California voters faced a slew of local tax and bond measures in this week’s election and more will be coming in November, but in proposing them, local officials avoid mentioning escalating pension costs as the major reason they need more revenue.

While public and media attention to this week’s primary election focused – understandably so – on contests for governor, U.S. senator and a handful of congressional seats, there were other important issues on Californians’ ballots.

One, which received scant attention at best, was another flurry of local government and school tax and bond proposals.

The California Taxpayers Association counted 98 proposals to raise local taxes directly, or indirectly through issuance of bonds that would require higher property taxes to repay.

The proposed taxes on legal marijuana sales and other retail sales and “parcel taxes” on pieces of real estate were particularly noteworthy for how they were presented to voters.

Most followed the playbook that highly paid strategists peddle to local officials, advising them to promise improvements in popular services, such as police and fire protection and parks, and avoid any mention of the most important factor in deteriorating fiscal circumstances – the soaring cost of public employee pensions.

City, county and school district officials howl constantly, albeit mostly in private, that ever-increasing, mandatory payments to the California Public Employees Retirement System (CalPERS) and the California State Teachers Retirement System (CalSTRS) are driving some entities to the brink of insolvency.

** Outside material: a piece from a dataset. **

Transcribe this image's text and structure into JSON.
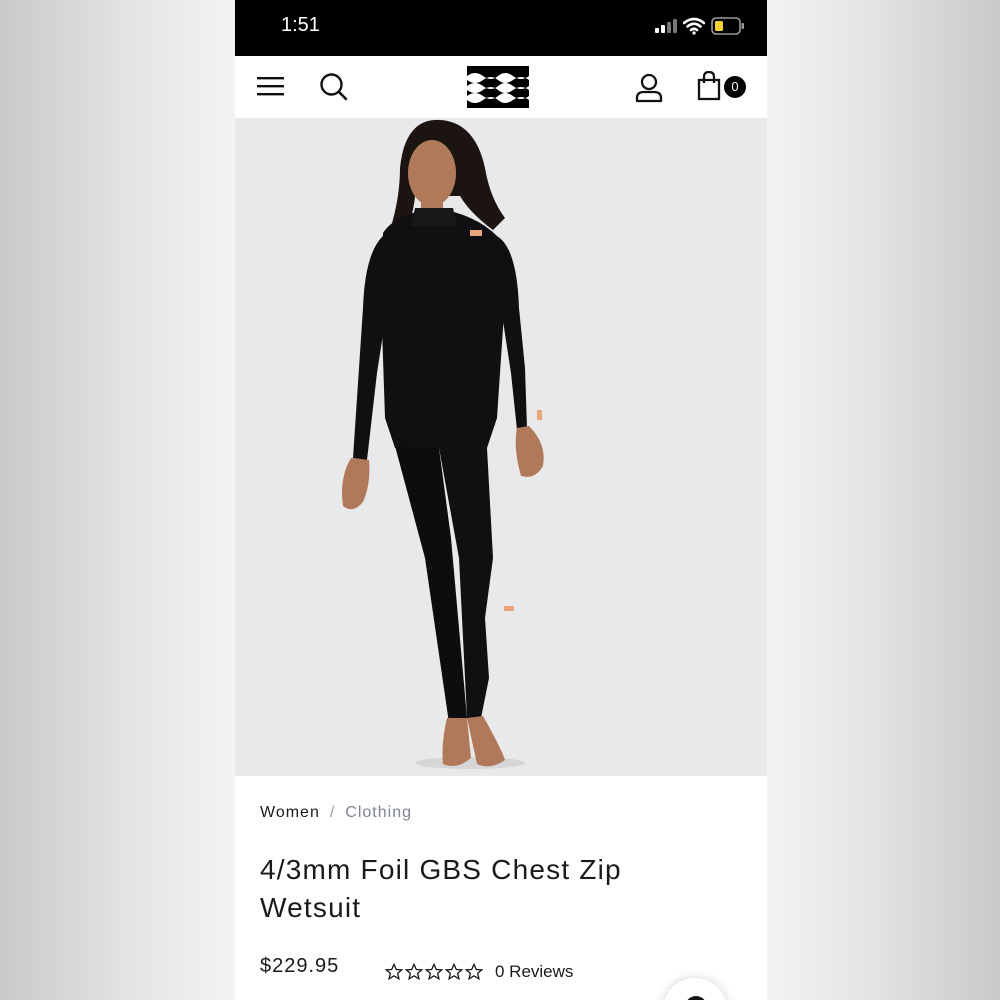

However, those officials are just as consistently unwilling to tell their voters that pension costs are the basic underlying factor in their requests for tax increases.

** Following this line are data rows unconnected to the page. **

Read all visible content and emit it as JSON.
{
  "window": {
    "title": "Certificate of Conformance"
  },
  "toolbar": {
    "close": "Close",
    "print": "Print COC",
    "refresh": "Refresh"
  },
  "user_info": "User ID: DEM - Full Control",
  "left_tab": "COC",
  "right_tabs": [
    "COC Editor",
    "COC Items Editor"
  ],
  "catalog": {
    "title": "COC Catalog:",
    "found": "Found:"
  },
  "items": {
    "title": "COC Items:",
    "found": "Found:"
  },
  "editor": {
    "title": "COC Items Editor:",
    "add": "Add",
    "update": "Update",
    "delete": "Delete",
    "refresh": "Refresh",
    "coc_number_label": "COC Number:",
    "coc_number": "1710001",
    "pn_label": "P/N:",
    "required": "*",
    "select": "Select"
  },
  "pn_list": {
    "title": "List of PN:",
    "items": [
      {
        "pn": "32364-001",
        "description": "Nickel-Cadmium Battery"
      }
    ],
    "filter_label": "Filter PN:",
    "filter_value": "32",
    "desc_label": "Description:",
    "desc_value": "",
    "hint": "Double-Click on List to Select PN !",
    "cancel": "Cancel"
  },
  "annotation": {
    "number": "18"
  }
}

Why?

Tying tax increases to pensions, rather than popular services, not only would make voters less likely to vote for them but make public employee unions less willing to pony up campaign funds to sell the tax increases to voters. It is, in effect, a conspiracy of silence.

This week’s local tax and bond measures are just a tuneup for what will likely be a much larger batch on the November ballot.

It’s a well-established axiom of California politics that low-turnout elections, such as a non-presidential primary in June, are not as friendly to tax proposals as higher-turnout general elections, such as the one in November. Primaries tend to draw more older white voters who often shun taxes, while general elections have younger and more ethnically diverse electorates more attuned to taxes.

As local officials make plans to place those proposals on the November ballot, a bill making its way through the Legislature could skew local tax politics even more.

Senate Bill 958 would allow one school district, Davis Unified, to exempt its own employees from paying the $620 per year parcel tax that its voters approved two years ago.

The Senate approved SB 958 on a 24-19 vote last month, sending it to the Assembly. It’s being carried by Sen. Bill Dodd, a Napa Democrat whose district includes Davis.

The bill’s rationale is that housing is so expensive in Davis that teachers and other school employees cannot afford to live there, and that exempting them from the parcel tax would, at least in theory, make housing more affordable.

However, if SB 958 becomes law, it would set a dangerous precedent. It doesn’t take much imagination to see local government and school unions throughout the state demanding similar exemptions from new taxes with the threat, explicit or implicit, that they would refuse to finance tax measure campaigns.

The very people who benefit most from additional taxes by receiving higher salaries and/or better fringe benefits thus would be able to avoid paying those taxes themselves.

Where would it end?

We want to hear from you

Want to submit a guest commentary or reaction to an article we wrote? You can find our submission guidelines here. Please contact Gary Reed with any commentary questions: gary@calmatters.org, (916) 234-3081.

Dan Walters has been a journalist for nearly 60 years, spending all but a few of those years working for California newspapers. He began his professional career in 1960, at age 16, at the Humboldt Times...